__Exercise aim__
Read the listing below and copy out every line that holds "JSON".
--- START ---
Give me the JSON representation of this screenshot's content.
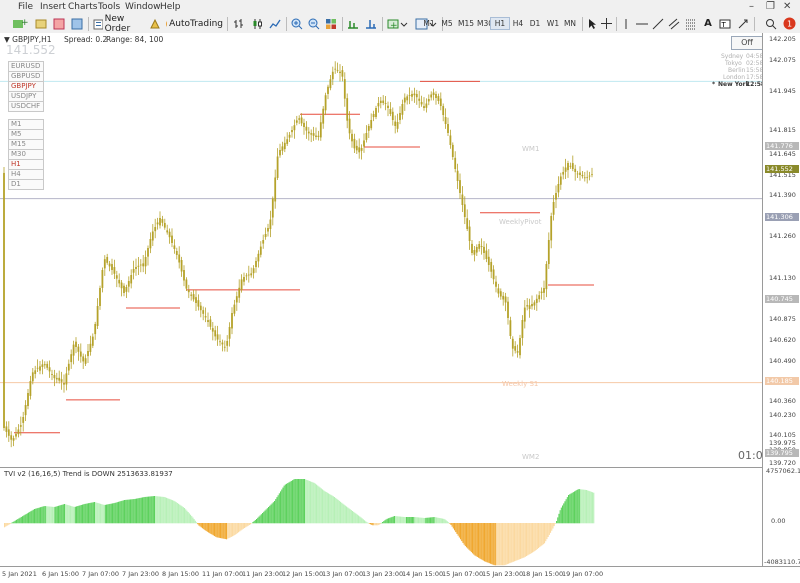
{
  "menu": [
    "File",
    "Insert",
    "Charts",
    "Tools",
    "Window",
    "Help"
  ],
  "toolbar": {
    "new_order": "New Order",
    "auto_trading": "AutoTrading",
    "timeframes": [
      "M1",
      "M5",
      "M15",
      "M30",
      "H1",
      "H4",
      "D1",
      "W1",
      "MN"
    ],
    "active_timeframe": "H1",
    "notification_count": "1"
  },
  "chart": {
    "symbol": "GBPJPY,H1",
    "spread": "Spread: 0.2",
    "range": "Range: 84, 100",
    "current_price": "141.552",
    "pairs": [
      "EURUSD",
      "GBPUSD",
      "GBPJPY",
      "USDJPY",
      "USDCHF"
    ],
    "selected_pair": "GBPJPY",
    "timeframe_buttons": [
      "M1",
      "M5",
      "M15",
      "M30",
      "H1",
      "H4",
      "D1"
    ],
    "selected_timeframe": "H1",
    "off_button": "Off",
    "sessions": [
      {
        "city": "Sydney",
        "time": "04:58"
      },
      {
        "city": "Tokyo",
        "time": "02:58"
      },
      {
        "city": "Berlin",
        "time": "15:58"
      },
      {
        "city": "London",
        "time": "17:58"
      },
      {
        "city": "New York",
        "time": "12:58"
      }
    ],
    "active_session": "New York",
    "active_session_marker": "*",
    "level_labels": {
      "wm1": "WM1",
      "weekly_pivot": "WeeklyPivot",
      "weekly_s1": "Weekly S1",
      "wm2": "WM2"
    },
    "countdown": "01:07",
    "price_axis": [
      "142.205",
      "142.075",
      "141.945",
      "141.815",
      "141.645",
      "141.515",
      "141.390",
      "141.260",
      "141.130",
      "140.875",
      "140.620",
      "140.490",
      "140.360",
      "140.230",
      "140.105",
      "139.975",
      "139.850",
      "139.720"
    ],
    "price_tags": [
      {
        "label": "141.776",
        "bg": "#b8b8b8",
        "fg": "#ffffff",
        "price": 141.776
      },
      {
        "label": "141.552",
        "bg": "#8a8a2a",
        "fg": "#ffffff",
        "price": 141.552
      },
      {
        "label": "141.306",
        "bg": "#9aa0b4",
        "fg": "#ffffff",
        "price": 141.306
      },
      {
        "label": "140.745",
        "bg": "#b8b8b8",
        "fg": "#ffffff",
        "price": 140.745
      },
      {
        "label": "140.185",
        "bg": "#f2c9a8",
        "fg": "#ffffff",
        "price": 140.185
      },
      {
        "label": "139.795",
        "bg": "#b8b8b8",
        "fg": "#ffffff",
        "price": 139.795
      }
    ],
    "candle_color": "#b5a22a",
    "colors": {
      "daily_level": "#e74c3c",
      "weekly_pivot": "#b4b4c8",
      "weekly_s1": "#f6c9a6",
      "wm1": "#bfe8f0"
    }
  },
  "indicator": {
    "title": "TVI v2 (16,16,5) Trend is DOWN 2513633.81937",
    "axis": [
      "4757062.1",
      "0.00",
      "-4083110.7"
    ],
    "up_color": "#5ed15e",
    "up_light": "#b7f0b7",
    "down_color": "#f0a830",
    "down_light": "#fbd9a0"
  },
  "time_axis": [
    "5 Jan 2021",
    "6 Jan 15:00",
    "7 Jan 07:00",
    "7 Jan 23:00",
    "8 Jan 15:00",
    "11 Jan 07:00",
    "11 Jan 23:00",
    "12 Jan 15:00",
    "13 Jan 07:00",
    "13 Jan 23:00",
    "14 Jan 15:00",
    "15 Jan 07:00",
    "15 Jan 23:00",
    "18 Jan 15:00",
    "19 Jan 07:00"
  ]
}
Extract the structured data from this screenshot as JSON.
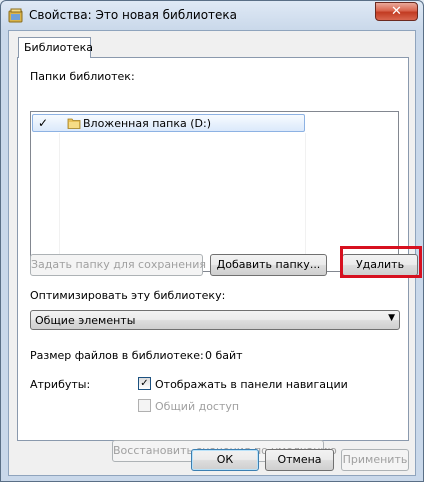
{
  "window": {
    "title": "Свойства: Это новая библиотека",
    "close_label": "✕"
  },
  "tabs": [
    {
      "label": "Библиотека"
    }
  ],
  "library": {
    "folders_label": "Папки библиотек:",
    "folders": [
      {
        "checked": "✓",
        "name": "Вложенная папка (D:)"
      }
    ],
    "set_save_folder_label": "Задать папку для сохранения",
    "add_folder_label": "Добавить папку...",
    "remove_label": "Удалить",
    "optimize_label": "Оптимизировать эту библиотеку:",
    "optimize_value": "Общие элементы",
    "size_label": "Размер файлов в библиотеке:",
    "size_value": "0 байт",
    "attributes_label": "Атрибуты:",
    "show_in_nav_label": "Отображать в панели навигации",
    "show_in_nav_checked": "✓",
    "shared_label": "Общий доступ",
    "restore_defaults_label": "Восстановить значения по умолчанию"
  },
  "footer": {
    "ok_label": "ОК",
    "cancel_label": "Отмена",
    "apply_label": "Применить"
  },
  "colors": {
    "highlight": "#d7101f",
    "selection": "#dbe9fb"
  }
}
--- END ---
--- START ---
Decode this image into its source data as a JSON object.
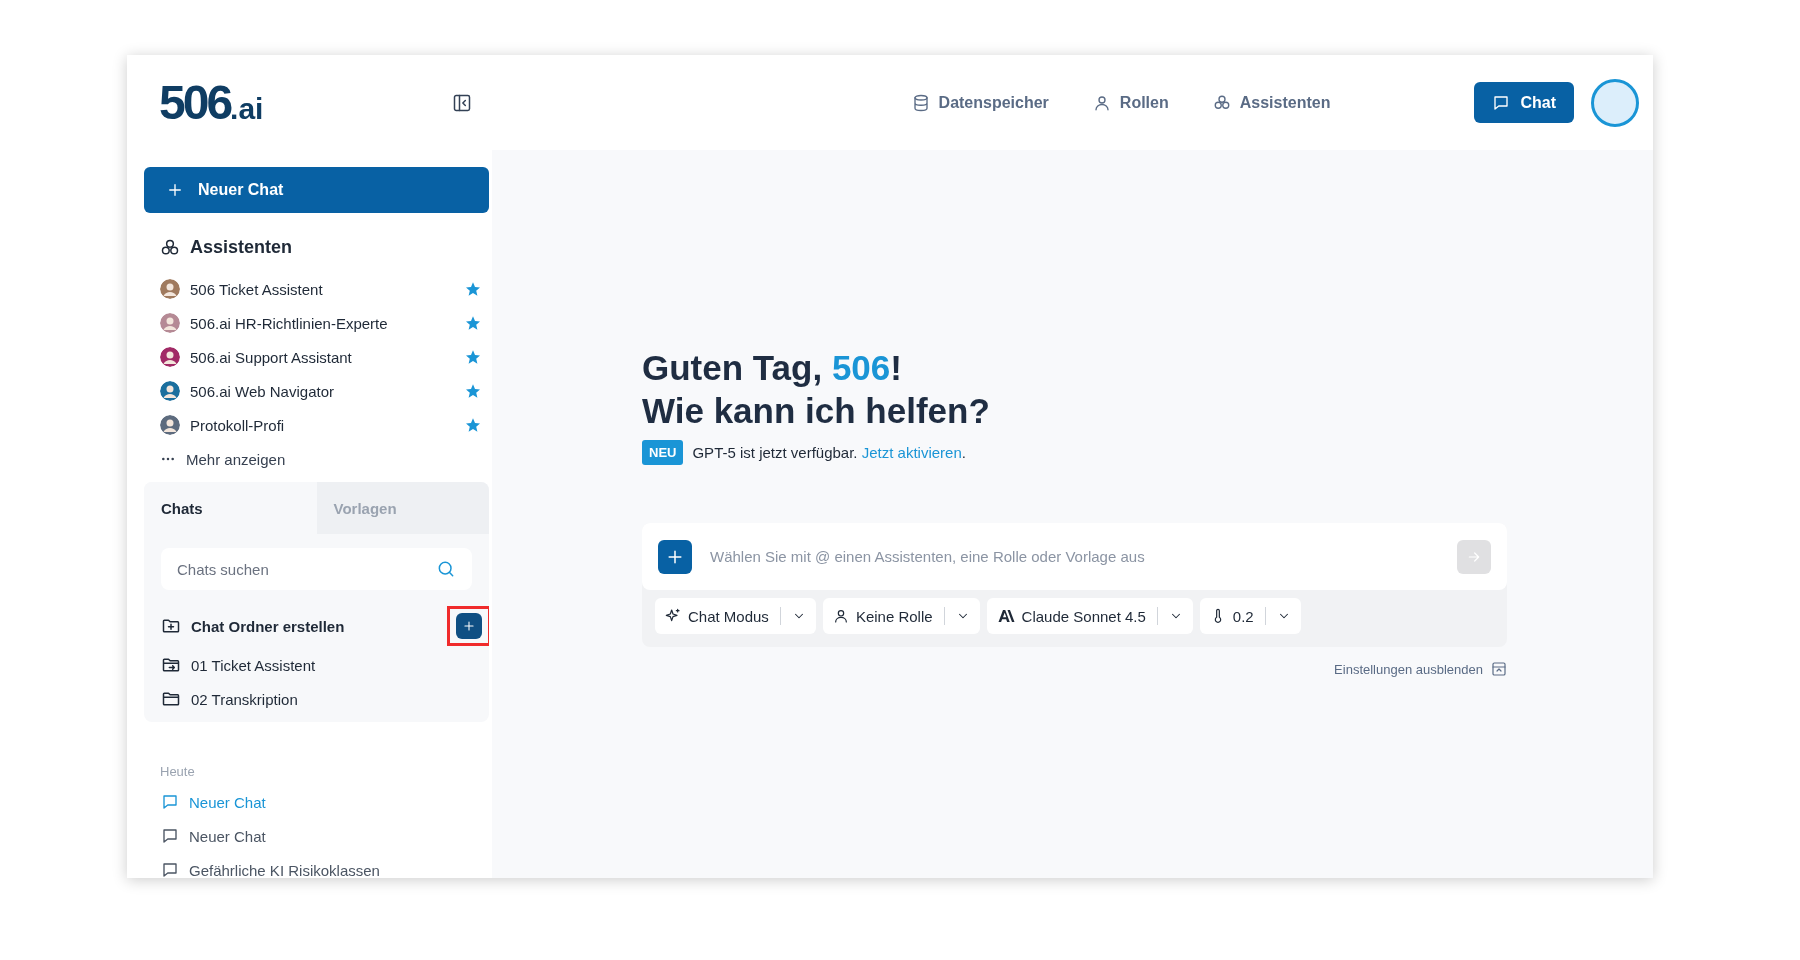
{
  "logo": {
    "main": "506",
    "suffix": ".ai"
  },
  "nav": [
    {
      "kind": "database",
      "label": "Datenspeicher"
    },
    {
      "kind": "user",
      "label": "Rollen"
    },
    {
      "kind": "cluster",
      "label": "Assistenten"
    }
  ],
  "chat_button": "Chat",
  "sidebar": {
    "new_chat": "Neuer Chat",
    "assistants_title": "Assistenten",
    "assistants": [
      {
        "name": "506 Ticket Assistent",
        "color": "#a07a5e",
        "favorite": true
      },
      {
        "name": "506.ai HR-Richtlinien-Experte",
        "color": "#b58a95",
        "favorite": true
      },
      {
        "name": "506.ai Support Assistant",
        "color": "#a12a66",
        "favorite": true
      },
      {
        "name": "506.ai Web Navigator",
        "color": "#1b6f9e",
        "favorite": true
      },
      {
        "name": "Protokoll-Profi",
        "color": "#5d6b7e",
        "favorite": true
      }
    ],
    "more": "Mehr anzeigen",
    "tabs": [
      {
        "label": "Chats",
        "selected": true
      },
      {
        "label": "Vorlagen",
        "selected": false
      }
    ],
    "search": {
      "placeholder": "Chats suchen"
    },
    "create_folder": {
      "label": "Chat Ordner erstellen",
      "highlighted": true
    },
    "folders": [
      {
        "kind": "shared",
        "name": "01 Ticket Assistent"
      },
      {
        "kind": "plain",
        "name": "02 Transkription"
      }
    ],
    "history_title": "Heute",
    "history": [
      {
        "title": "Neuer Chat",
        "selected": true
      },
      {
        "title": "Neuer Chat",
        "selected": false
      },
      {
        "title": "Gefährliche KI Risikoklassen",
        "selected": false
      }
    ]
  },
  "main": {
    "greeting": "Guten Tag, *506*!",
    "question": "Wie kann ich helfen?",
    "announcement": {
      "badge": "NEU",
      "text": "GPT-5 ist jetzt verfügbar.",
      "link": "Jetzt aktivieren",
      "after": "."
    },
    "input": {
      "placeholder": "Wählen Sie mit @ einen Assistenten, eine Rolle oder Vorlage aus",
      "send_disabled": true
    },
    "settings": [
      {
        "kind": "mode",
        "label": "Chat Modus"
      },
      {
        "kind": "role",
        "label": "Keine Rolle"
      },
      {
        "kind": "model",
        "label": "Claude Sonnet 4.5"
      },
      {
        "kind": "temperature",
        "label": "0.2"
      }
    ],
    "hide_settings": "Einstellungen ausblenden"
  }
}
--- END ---
__Output of the exercise__
Give me the JSON representation of this screenshot's content.
Extract the structured data from this screenshot as JSON.
Decode this image into its source data as a JSON object.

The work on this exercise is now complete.